Using the records below, quote only the span that opens with the line containing "Read all visible content and emit it as JSON." and closes with the line containing "Serialize everything readable", exactly and inclusively.

* Records for the exercise
__________

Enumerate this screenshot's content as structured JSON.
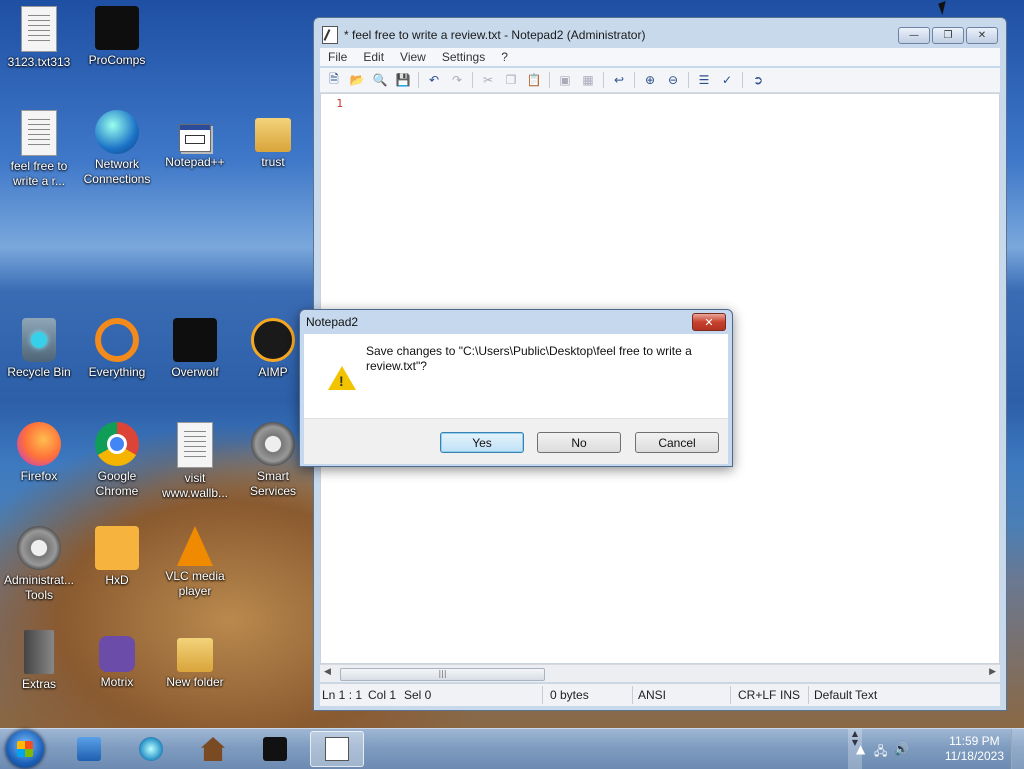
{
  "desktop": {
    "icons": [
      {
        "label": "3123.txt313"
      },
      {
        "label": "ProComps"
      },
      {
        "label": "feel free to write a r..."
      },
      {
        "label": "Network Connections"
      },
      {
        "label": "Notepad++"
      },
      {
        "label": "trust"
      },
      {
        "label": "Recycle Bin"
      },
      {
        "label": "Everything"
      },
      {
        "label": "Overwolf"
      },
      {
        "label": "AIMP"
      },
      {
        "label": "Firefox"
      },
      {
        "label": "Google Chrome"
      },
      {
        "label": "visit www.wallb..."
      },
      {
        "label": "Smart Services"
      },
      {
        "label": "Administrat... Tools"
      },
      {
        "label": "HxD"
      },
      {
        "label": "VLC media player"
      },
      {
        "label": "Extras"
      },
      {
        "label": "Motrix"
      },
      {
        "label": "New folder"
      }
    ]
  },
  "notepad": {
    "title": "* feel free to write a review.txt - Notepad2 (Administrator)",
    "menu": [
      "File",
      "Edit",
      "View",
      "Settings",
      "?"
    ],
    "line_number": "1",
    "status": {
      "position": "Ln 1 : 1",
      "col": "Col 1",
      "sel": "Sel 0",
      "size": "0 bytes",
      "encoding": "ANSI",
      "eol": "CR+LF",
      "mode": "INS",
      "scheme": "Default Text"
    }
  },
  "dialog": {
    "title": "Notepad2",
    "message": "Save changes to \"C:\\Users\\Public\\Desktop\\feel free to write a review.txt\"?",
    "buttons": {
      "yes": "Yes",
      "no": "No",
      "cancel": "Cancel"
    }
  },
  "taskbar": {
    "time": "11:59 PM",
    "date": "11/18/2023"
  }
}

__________

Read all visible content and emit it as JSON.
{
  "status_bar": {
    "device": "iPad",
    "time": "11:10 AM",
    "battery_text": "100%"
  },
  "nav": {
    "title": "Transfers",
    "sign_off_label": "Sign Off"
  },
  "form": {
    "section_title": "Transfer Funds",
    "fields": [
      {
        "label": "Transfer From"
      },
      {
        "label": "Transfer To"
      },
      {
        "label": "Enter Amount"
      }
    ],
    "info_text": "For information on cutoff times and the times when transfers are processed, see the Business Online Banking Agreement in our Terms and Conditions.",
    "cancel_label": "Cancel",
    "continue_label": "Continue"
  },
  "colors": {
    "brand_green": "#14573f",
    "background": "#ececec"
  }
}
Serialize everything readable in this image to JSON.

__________

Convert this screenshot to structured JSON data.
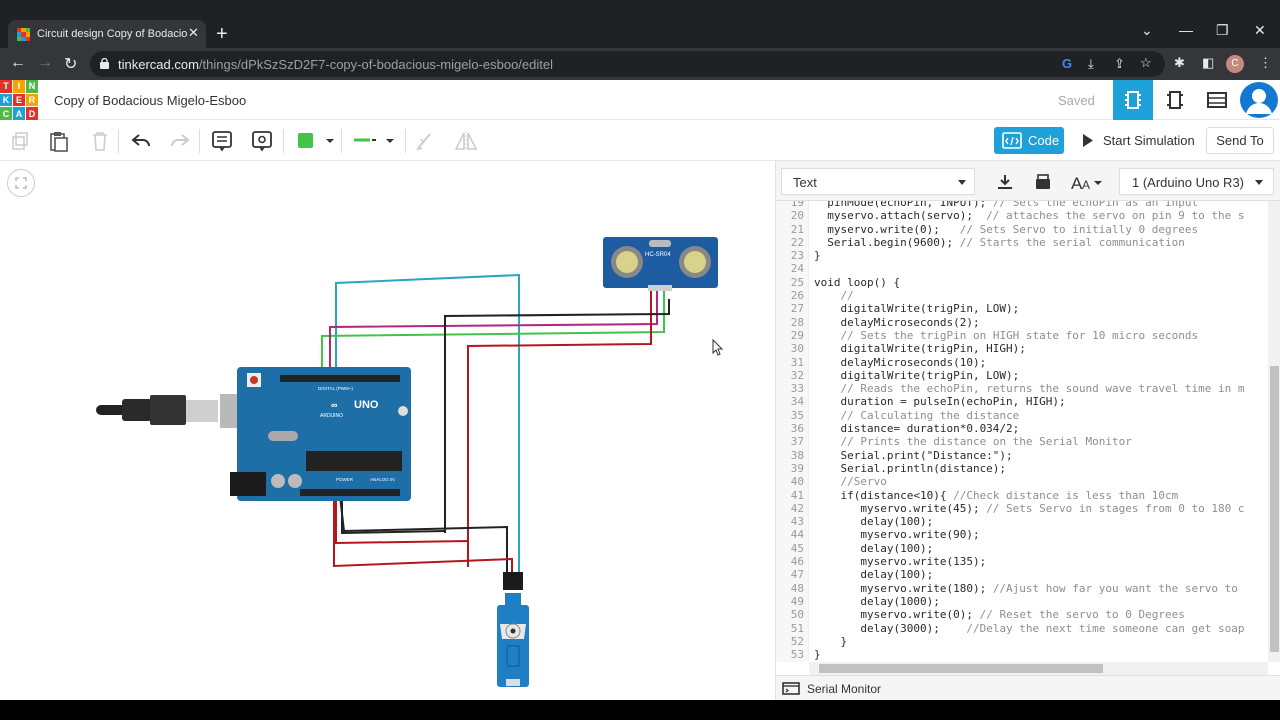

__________

* Task solution
Read all visible content and emit it as JSON.
{
  "status_bar": {
    "device": "iPad",
    "time": "11:10 AM",
    "battery_text": "100%"
  },
  "nav": {
    "title": "Transfers",
    "sign_off_label": "Sign Off"
  },
  "form": {
    "section_title": "Transfer Funds",
    "fields": [
      {
        "label": "Transfer From"
      },
      {
        "label": "Transfer To"
      },
      {
        "label": "Enter Amount"
      }
    ],
    "info_text": "For information on cutoff times and the times when transfers are processed, see the Business Online Banking Agreement in our Terms and Conditions.",
    "cancel_label": "Cancel",
    "continue_label": "Continue"
  },
  "colors": {
    "brand_green": "#14573f",
    "background": "#ececec"
  }
}
Serialize everything readable in this image to JSON.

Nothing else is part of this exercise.